University Graduate Film School, where I was enrolled and would
graduate from with my Master of Fine Arts degree.
lessons of framing, composition and lighting were taught to me
as I studied his works, such as the books "The Black Woman"and
"Drums of Life," and continues with "Feeling
the Spirit: Searching the World for the People of Africa"
and his most recent work, "Elder Grace." In the
faces of these elders, you see that they have run the race, kept
the faith, and kept their humanity intact.
are all blessed by his work and I am grateful that through his
work, Chester Higgins became my first visual arts teacher.
photography of Chester Higgins, Jr. can be found within the pages
of The New York Times, where he has been a staff photographer
since 1975. As one of the premiere African American photographers
working today, he continues to exhibit in museums throughout the
country and abroad.
Higgins is the recipient of grants from the Ford Foundation, the
Rockefeller Foundation, the International Center of Photography,
the National Endowment for the Arts, and the Andy Warhol Foundation.
His photographs have appeared in Look, Life, Time, Newsweek, Fortune,
Ebony, Essence and Black Enterprise. Mr. Higgins has produced
seminal works in the photo-essay form such as the book collections
"Black Woman" and "Drums of Life" and most
recently, "Feeling the Spirit: Searching the World for the
People of Africa," and "Elder Grace: The Nobility of
exhibit of his recent work, "Landscapes of the Soul,"
toured nationally (including the Smithsonian) and was shown at
The Museum for African Art in New York City in March, 1999. The
show, in a review by the New York Times, noted his series of work
on Black women as "a masterpiece in form, lighting and style."
BrotherMen, images from this exhibition and others are intercut
with an on-site interview with Mr. Higgins at the museum and at

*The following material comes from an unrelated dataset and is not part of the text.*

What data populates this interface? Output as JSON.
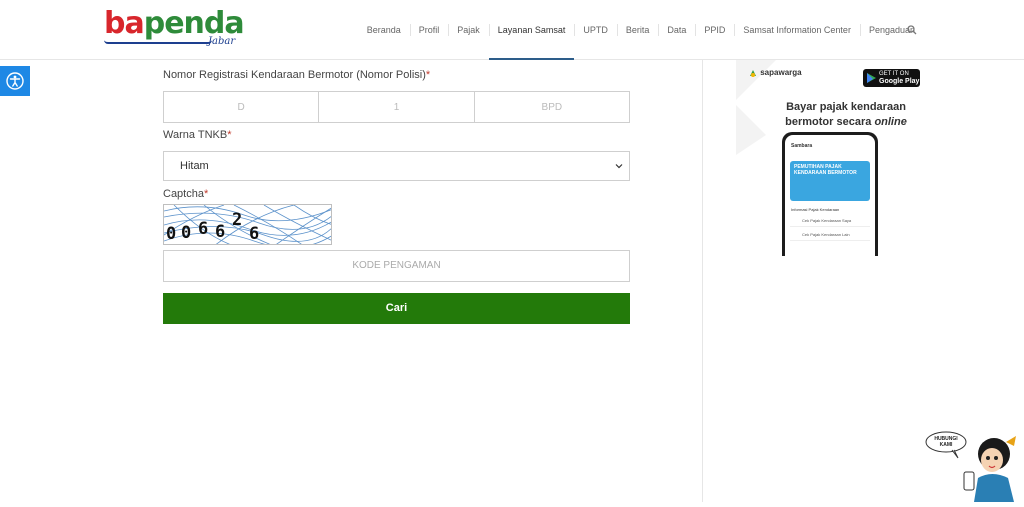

work photographing an elderly Black woman, whom with deep affection
and love he refers to as one of the "snow heads," paying
homage to the wisdom and style of the elders he portrays.